In 16 years, the U.S. has tried everything, and failed to conquer Afghanistan just as happened to Alexander the Great, the Mongols, the British Empire and the Soviet Empire.

And the new the strategy itself makes no sense. Trump both attacked Pakistan and asked it to help more: “In the past, Pakistan has been a valued partner.  Our militaries have worked together against common enemies.  The Pakistani people have suffered greatly from terrorism and extremism.  We recognize those contributions and those sacrifices.

“But Pakistan has also sheltered the same organizations that try every single day to kill our people.”

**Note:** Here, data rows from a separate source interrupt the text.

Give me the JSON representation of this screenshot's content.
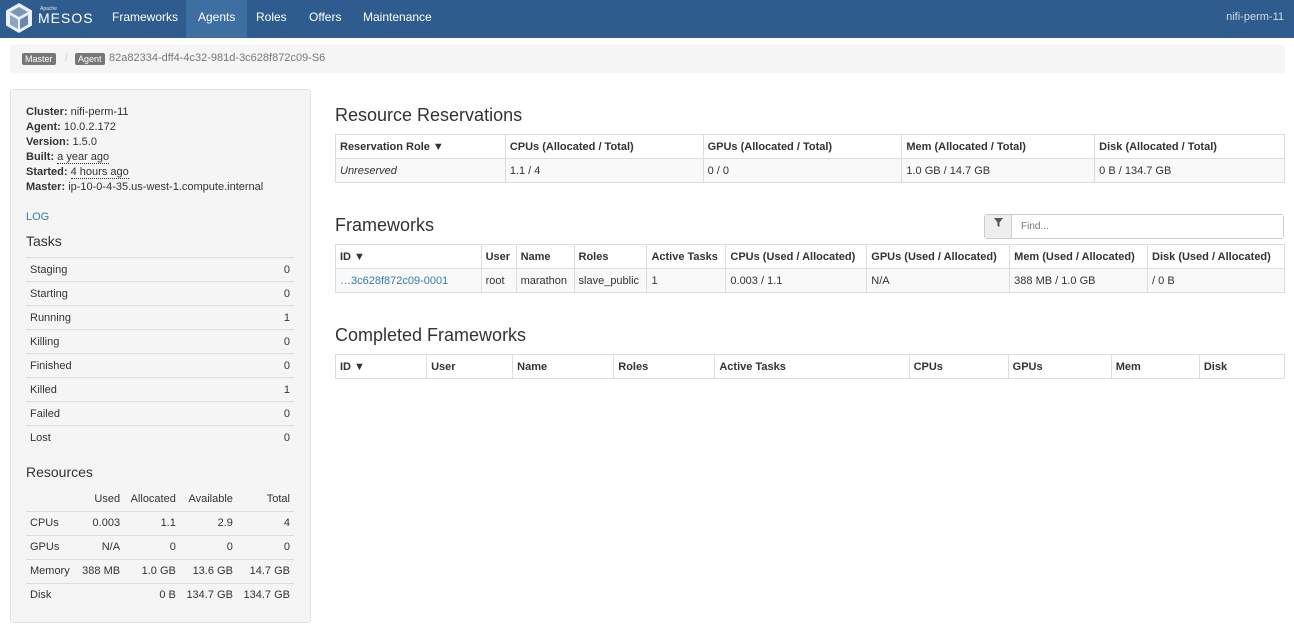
{
  "navbar": {
    "brand_small": "Apache",
    "brand_name": "MESOS",
    "items": [
      "Frameworks",
      "Agents",
      "Roles",
      "Offers",
      "Maintenance"
    ],
    "active": "Agents",
    "cluster_name": "nifi-perm-11"
  },
  "breadcrumb": {
    "master_label": "Master",
    "agent_label": "Agent",
    "sep": "/",
    "agent_id": "82a82334-dff4-4c32-981d-3c628f872c09-S6"
  },
  "sidebar": {
    "info": [
      {
        "label": "Cluster:",
        "value": "nifi-perm-11"
      },
      {
        "label": "Agent:",
        "value": "10.0.2.172"
      },
      {
        "label": "Version:",
        "value": "1.5.0"
      },
      {
        "label": "Built:",
        "value": "a year ago"
      },
      {
        "label": "Started:",
        "value": "4 hours ago"
      },
      {
        "label": "Master:",
        "value": "ip-10-0-4-35.us-west-1.compute.internal"
      }
    ],
    "log": "LOG",
    "tasks_title": "Tasks",
    "tasks": [
      {
        "name": "Staging",
        "count": "0"
      },
      {
        "name": "Starting",
        "count": "0"
      },
      {
        "name": "Running",
        "count": "1"
      },
      {
        "name": "Killing",
        "count": "0"
      },
      {
        "name": "Finished",
        "count": "0"
      },
      {
        "name": "Killed",
        "count": "1"
      },
      {
        "name": "Failed",
        "count": "0"
      },
      {
        "name": "Lost",
        "count": "0"
      }
    ],
    "resources_title": "Resources",
    "resource_headers": [
      "",
      "Used",
      "Allocated",
      "Available",
      "Total"
    ],
    "resources": [
      [
        "CPUs",
        "0.003",
        "1.1",
        "2.9",
        "4"
      ],
      [
        "GPUs",
        "N/A",
        "0",
        "0",
        "0"
      ],
      [
        "Memory",
        "388 MB",
        "1.0 GB",
        "13.6 GB",
        "14.7 GB"
      ],
      [
        "Disk",
        "",
        "0 B",
        "134.7 GB",
        "134.7 GB"
      ]
    ]
  },
  "reservations": {
    "title": "Resource Reservations",
    "headers": [
      "Reservation Role ▼",
      "CPUs (Allocated / Total)",
      "GPUs (Allocated / Total)",
      "Mem (Allocated / Total)",
      "Disk (Allocated / Total)"
    ],
    "rows": [
      [
        "Unreserved",
        "1.1 / 4",
        "0 / 0",
        "1.0 GB / 14.7 GB",
        "0 B / 134.7 GB"
      ]
    ]
  },
  "frameworks": {
    "title": "Frameworks",
    "find_placeholder": "Find...",
    "headers": [
      "ID ▼",
      "User",
      "Name",
      "Roles",
      "Active Tasks",
      "CPUs (Used / Allocated)",
      "GPUs (Used / Allocated)",
      "Mem (Used / Allocated)",
      "Disk (Used / Allocated)"
    ],
    "rows": [
      [
        "…3c628f872c09-0001",
        "root",
        "marathon",
        "slave_public",
        "1",
        "0.003 / 1.1",
        "N/A",
        "388 MB / 1.0 GB",
        "/ 0 B"
      ]
    ]
  },
  "completed": {
    "title": "Completed Frameworks",
    "headers": [
      "ID ▼",
      "User",
      "Name",
      "Roles",
      "Active Tasks",
      "CPUs",
      "GPUs",
      "Mem",
      "Disk"
    ]
  }
}
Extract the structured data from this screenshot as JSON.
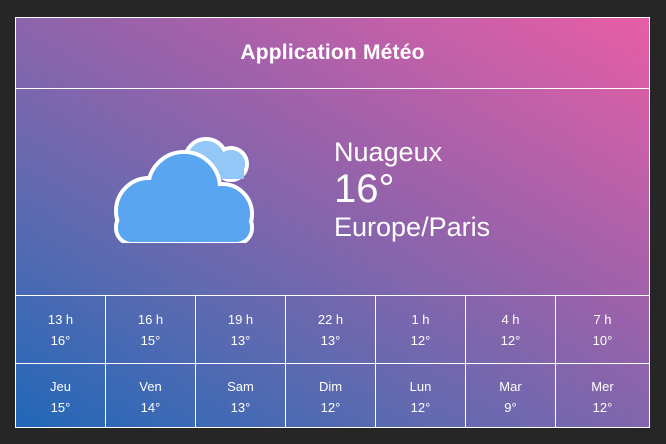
{
  "app": {
    "title": "Application Météo"
  },
  "current": {
    "icon": "cloudy-icon",
    "condition": "Nuageux",
    "temperature": "16°",
    "timezone": "Europe/Paris"
  },
  "hourly": [
    {
      "time": "13 h",
      "temp": "16°"
    },
    {
      "time": "16 h",
      "temp": "15°"
    },
    {
      "time": "19 h",
      "temp": "13°"
    },
    {
      "time": "22 h",
      "temp": "13°"
    },
    {
      "time": "1 h",
      "temp": "12°"
    },
    {
      "time": "4 h",
      "temp": "12°"
    },
    {
      "time": "7 h",
      "temp": "10°"
    }
  ],
  "daily": [
    {
      "day": "Jeu",
      "temp": "15°"
    },
    {
      "day": "Ven",
      "temp": "14°"
    },
    {
      "day": "Sam",
      "temp": "13°"
    },
    {
      "day": "Dim",
      "temp": "12°"
    },
    {
      "day": "Lun",
      "temp": "12°"
    },
    {
      "day": "Mar",
      "temp": "9°"
    },
    {
      "day": "Mer",
      "temp": "12°"
    }
  ],
  "colors": {
    "gradient_start": "#2168b8",
    "gradient_end": "#e85ea6",
    "cloud_front": "#5aa5ef",
    "cloud_back": "#93c7f7",
    "background": "#262626"
  }
}
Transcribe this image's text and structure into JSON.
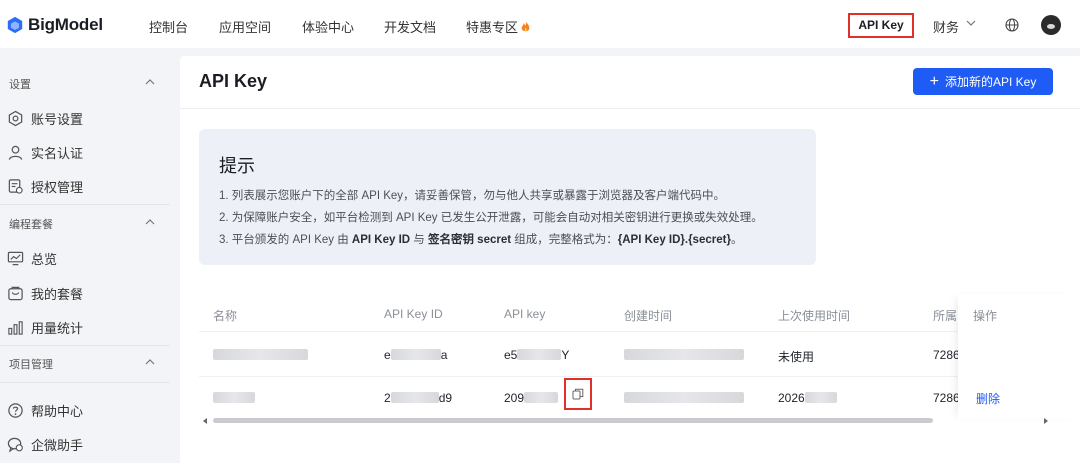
{
  "brand": {
    "name": "BigModel"
  },
  "nav": {
    "items": [
      "控制台",
      "应用空间",
      "体验中心",
      "开发文档",
      "特惠专区"
    ]
  },
  "header": {
    "api_key": "API Key",
    "finance": "财务"
  },
  "sidebar": {
    "sections": [
      {
        "title": "设置",
        "items": [
          "账号设置",
          "实名认证",
          "授权管理"
        ]
      },
      {
        "title": "编程套餐",
        "items": [
          "总览",
          "我的套餐",
          "用量统计"
        ]
      },
      {
        "title": "项目管理",
        "items": []
      }
    ],
    "bottom": [
      "帮助中心",
      "企微助手"
    ]
  },
  "page": {
    "title": "API Key",
    "add_button": "添加新的API Key"
  },
  "tip": {
    "title": "提示",
    "line1": "1. 列表展示您账户下的全部 API Key，请妥善保管，勿与他人共享或暴露于浏览器及客户端代码中。",
    "line2": "2. 为保障账户安全，如平台检测到 API Key 已发生公开泄露，可能会自动对相关密钥进行更换或失效处理。",
    "line3_a": "3. 平台颁发的 API Key 由 ",
    "line3_b": "API Key ID",
    "line3_c": " 与 ",
    "line3_d": "签名密钥 secret",
    "line3_e": " 组成，完整格式为：",
    "line3_f": "{API Key ID}.{secret}",
    "line3_g": "。"
  },
  "table": {
    "headers": [
      "名称",
      "API Key ID",
      "API key",
      "创建时间",
      "上次使用时间",
      "所属",
      "操作"
    ],
    "rows": [
      {
        "id_prefix": "e",
        "id_suffix": "a",
        "key_prefix": "e5",
        "key_suffix": "Y",
        "last_used": "未使用",
        "owner": "7286",
        "action": ""
      },
      {
        "id_prefix": "2",
        "id_suffix": "d9",
        "key_prefix": "209",
        "key_suffix": "",
        "last_used": "2026",
        "owner": "7286",
        "action": "删除"
      }
    ]
  },
  "colors": {
    "accent": "#1f5bf5",
    "highlight": "#e0302b"
  }
}
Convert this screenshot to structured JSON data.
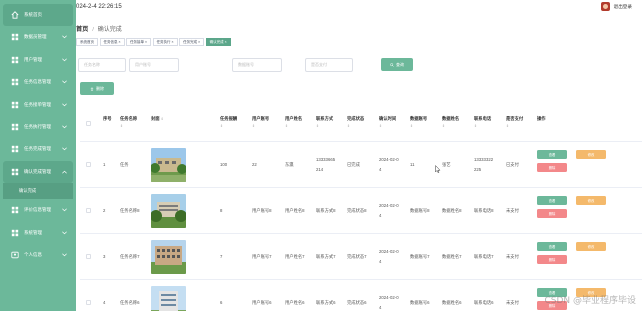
{
  "sidebar": {
    "items": [
      {
        "label": "系统首页",
        "icon": "home-icon",
        "home": true
      },
      {
        "label": "数据员管理",
        "icon": "grid-icon"
      },
      {
        "label": "用户管理",
        "icon": "grid-icon"
      },
      {
        "label": "任务信息管理",
        "icon": "grid-icon"
      },
      {
        "label": "任务接单管理",
        "icon": "grid-icon"
      },
      {
        "label": "任务执行管理",
        "icon": "grid-icon"
      },
      {
        "label": "任务完成管理",
        "icon": "grid-icon"
      },
      {
        "label": "确认完成管理",
        "icon": "grid-icon",
        "active": true
      }
    ],
    "submenu": {
      "label": "确认完成"
    },
    "items_after": [
      {
        "label": "评价信息管理",
        "icon": "grid-icon"
      },
      {
        "label": "系统管理",
        "icon": "grid-icon"
      },
      {
        "label": "个人信息",
        "icon": "person-icon"
      }
    ]
  },
  "topbar": {
    "datetime": "024-2-4 22:26:15",
    "logout": "退出登录"
  },
  "breadcrumb": {
    "home": "首页",
    "separator": "/",
    "current": "确认完成"
  },
  "tags": [
    {
      "label": "系统首页"
    },
    {
      "label": "任务信息 ×"
    },
    {
      "label": "任务接单 ×"
    },
    {
      "label": "任务执行 ×"
    },
    {
      "label": "任务完成 ×"
    },
    {
      "label": "确认完成 ×",
      "active": true
    }
  ],
  "search": {
    "fields": [
      {
        "placeholder": "任务名称"
      },
      {
        "placeholder": "用户账号"
      },
      {
        "placeholder": "数据账号"
      },
      {
        "placeholder": "是否支付"
      }
    ],
    "button": "查询"
  },
  "delete_button": "删除",
  "table": {
    "columns": [
      "序号",
      "任务名称",
      "封面",
      "任务报酬",
      "用户账号",
      "用户姓名",
      "联系方式",
      "完成状态",
      "确认时间",
      "数据账号",
      "数据姓名",
      "联系电话",
      "是否支付",
      "操作"
    ],
    "sort_glyph": "⇕",
    "rows": [
      {
        "idx": "1",
        "name": "任务",
        "pay": "100",
        "user": "22",
        "uname": "东瀛",
        "phone_l1": "13333665",
        "phone_l2": "214",
        "status": "已完成",
        "time_l1": "2024-02-0",
        "time_l2": "4",
        "dacc": "11",
        "dname": "张艺",
        "dphone_l1": "13333322",
        "dphone_l2": "225",
        "paid": "已支付"
      },
      {
        "idx": "2",
        "name": "任务名称8",
        "pay": "8",
        "user": "用户账号8",
        "uname": "用户姓名8",
        "phone_l1": "联系方式8",
        "phone_l2": "",
        "status": "完成状态8",
        "time_l1": "2024-02-0",
        "time_l2": "4",
        "dacc": "数据账号8",
        "dname": "数据姓名8",
        "dphone_l1": "联系电话8",
        "dphone_l2": "",
        "paid": "未支付"
      },
      {
        "idx": "3",
        "name": "任务名称7",
        "pay": "7",
        "user": "用户账号7",
        "uname": "用户姓名7",
        "phone_l1": "联系方式7",
        "phone_l2": "",
        "status": "完成状态7",
        "time_l1": "2024-02-0",
        "time_l2": "4",
        "dacc": "数据账号7",
        "dname": "数据姓名7",
        "dphone_l1": "联系电话7",
        "dphone_l2": "",
        "paid": "未支付"
      },
      {
        "idx": "4",
        "name": "任务名称6",
        "pay": "6",
        "user": "用户账号6",
        "uname": "用户姓名6",
        "phone_l1": "联系方式6",
        "phone_l2": "",
        "status": "完成状态6",
        "time_l1": "2024-02-0",
        "time_l2": "4",
        "dacc": "数据账号6",
        "dname": "数据姓名6",
        "dphone_l1": "联系电话6",
        "dphone_l2": "",
        "paid": "未支付"
      }
    ],
    "actions": {
      "view": "查看",
      "edit": "修改",
      "delete": "删除"
    }
  },
  "watermark": "CSDN @毕业程序毕设",
  "colors": {
    "accent": "#6cb89a",
    "edit": "#f4b96b",
    "delete": "#f3888a"
  }
}
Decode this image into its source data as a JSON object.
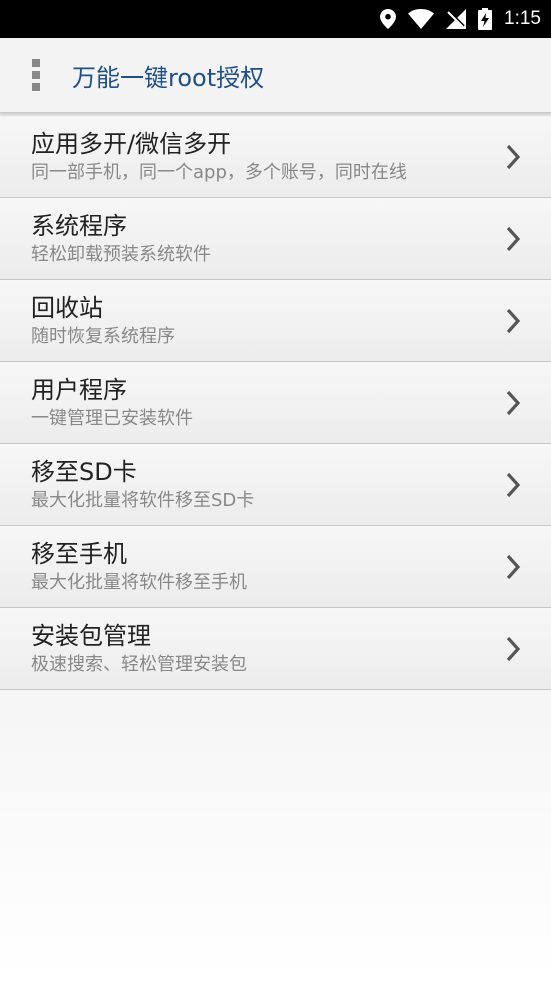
{
  "status": {
    "time": "1:15"
  },
  "header": {
    "title": "万能一键root授权",
    "menu_icon": "more-vert-icon"
  },
  "items": [
    {
      "title": "应用多开/微信多开",
      "subtitle": "同一部手机，同一个app，多个账号，同时在线"
    },
    {
      "title": "系统程序",
      "subtitle": "轻松卸载预装系统软件"
    },
    {
      "title": "回收站",
      "subtitle": "随时恢复系统程序"
    },
    {
      "title": "用户程序",
      "subtitle": "一键管理已安装软件"
    },
    {
      "title": "移至SD卡",
      "subtitle": "最大化批量将软件移至SD卡"
    },
    {
      "title": "移至手机",
      "subtitle": "最大化批量将软件移至手机"
    },
    {
      "title": "安装包管理",
      "subtitle": "极速搜索、轻松管理安装包"
    }
  ],
  "colors": {
    "title": "#1f4f86",
    "status_bar": "#000000"
  }
}
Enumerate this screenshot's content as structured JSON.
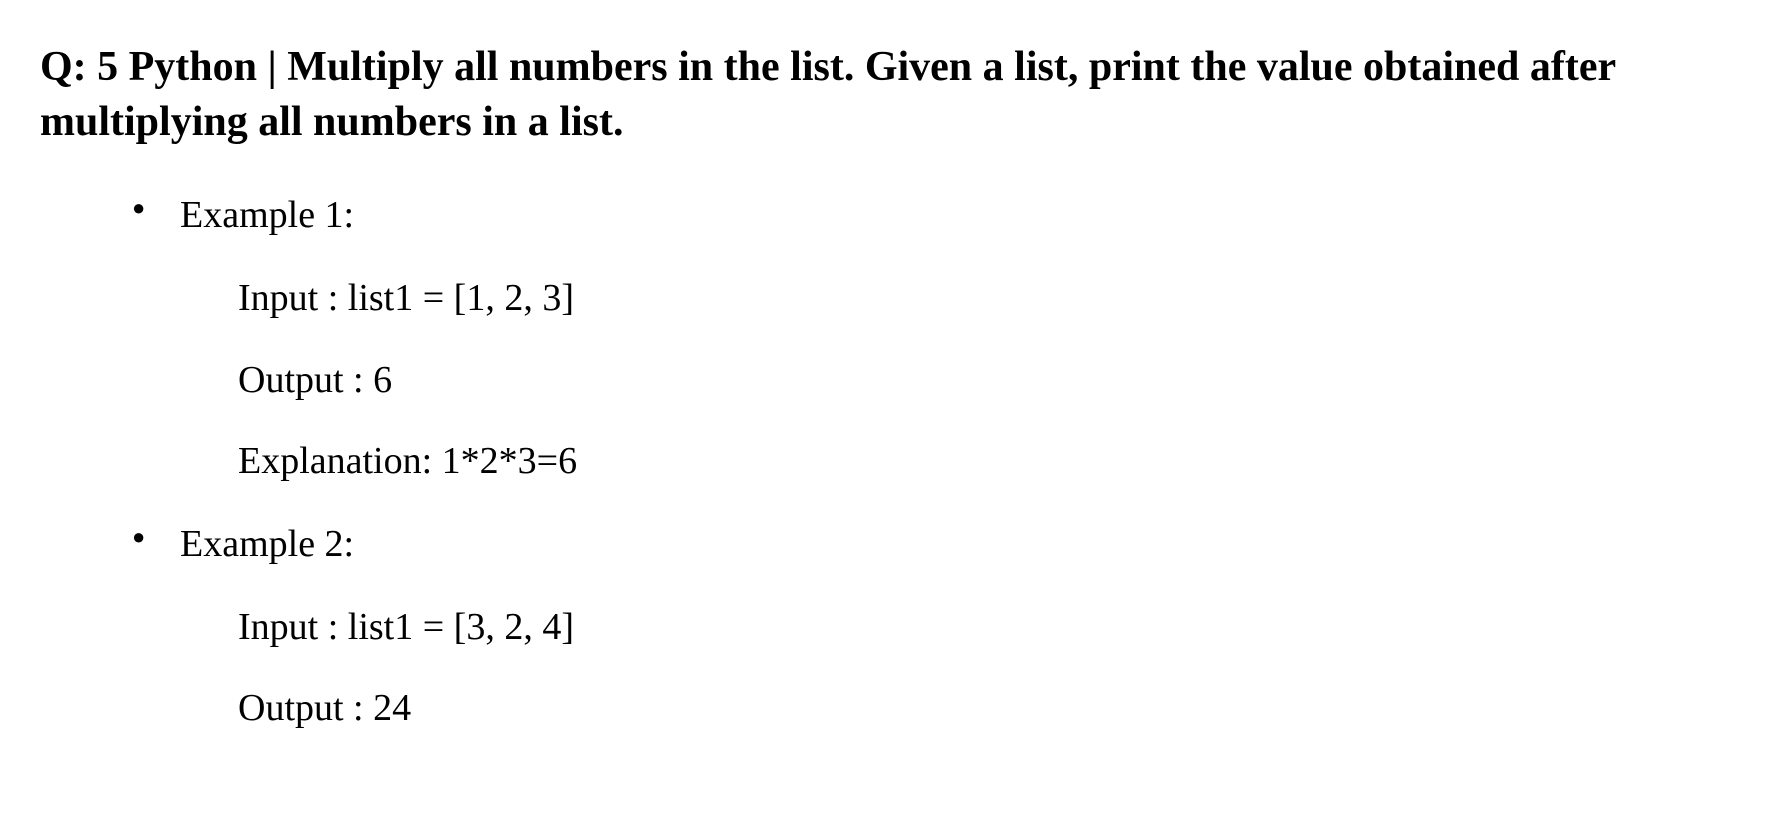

And he brought India into the picture: “Another critical part of the South Asia strategy for America is to further develop its strategic partnership with India – the world’s largest democracy and a key security and economic partner of the United States.”

That reminds me of an old quip of Henry Kissinger to President Ford in 1975 when Indira Gandhi made herself dictator. “Mr. President, I have good news and bad news. Good news: America now is the world’s largest democracy. Bad news: India has just become a dictatorship.”

Trump continued, “We appreciate India’s important contributions to stability in Afghanistan, but India makes billions of dollars in trade with the United States, and we want them to help us more with Afghanistan, especially in the area of economic assistance and development.”

But India and Pakistan are bitter rivals, as even Trump said! “For its part, Pakistan often gives safe haven to agents of chaos, violence, and terror. The threat is worse because Pakistan and India are two nuclear-armed states whose tense relations threaten to spiral into conflict. And that could happen.”

The good news is Trump still has the America First instincts that attracted to him so many voters sick of decades of pointless wars that destroyed entire countries while killing our brave young troops and draining our economy. The bad news is any man depends on his advisers, and almost all his now all favor war, war, war.

John Seiler

John Seiler

2 Responses

  1. Harry Colin says:

    I’m beginning to wonder if Trump’s America First pronouncements were coming from his internal principles or from the pages of Mr. Bannon’s Breitbart work. Reports indicate today that he is apparently dismayed with Tillerson and is considering replacing him with Nikki Haley. If he is going to go fully neo-con he might as well drag Lindsey Graham into the seat. It seems Trump knew a winning strategy when he saw it but now settled into the Oval Office chair, he is turning over all foreign policy over to the same sages who brilliantly engineered Afghanistan, Iran, Yemen and all of our other successes.

  2. Alexander Coleman says:

    Nikki Haley as Secretary of State? Surely we are to be spared such a spectacle.

    Trump’s mercurial nature in the realm of foreign policy has left certain doors open, however, doors which lead to unfortunate events.

    Let us hope he knows which doorways to not go through.